[AIM OF THE EXERCISE]
Scan the records below. Copy every line in which the word "Clay" appears.

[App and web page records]
►

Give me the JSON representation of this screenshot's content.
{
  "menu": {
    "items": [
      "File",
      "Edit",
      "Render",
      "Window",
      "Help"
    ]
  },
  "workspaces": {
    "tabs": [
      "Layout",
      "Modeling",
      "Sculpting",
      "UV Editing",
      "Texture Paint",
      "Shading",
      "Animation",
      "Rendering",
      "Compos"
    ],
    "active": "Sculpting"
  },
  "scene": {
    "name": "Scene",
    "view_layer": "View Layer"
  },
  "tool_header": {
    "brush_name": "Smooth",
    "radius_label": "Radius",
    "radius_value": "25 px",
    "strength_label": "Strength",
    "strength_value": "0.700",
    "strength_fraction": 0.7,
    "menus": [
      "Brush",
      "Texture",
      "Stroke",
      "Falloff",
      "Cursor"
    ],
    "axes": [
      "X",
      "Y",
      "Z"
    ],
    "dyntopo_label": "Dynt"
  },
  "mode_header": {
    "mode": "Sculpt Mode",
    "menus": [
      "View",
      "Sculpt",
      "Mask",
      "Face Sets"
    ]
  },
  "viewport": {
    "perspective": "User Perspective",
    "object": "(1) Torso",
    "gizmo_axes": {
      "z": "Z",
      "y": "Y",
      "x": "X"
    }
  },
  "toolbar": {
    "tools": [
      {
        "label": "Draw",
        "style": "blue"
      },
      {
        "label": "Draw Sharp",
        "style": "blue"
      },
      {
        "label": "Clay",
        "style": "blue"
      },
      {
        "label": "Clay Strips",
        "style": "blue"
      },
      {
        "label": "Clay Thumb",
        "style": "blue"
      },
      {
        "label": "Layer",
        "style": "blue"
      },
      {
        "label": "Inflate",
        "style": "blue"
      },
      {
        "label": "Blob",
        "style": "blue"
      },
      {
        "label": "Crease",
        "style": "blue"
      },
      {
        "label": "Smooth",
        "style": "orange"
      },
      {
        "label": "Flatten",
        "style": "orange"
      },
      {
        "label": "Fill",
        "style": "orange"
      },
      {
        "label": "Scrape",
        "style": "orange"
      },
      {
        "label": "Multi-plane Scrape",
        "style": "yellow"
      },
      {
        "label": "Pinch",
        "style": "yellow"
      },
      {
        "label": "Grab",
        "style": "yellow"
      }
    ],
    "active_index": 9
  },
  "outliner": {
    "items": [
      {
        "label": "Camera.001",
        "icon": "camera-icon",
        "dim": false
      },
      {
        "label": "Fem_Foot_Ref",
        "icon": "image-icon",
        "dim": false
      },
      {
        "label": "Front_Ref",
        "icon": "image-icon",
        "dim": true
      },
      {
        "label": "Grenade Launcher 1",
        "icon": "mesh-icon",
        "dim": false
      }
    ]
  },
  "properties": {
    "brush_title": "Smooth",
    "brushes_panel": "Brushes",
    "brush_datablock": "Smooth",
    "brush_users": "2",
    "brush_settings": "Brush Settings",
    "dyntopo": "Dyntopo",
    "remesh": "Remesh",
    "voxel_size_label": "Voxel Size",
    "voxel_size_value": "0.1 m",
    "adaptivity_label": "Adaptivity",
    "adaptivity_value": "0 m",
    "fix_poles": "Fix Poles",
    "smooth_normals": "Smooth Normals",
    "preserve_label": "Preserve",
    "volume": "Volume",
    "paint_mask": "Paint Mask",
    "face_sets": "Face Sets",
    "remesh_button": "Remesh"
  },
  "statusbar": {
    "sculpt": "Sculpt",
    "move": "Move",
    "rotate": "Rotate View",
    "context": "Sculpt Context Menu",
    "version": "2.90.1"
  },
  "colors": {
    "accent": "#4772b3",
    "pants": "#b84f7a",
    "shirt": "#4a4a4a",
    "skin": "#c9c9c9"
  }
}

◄

[RESPONSE TO THIS EXERCISE]
        "label": "Clay",
        "label": "Clay Strips",
        "label": "Clay Thumb",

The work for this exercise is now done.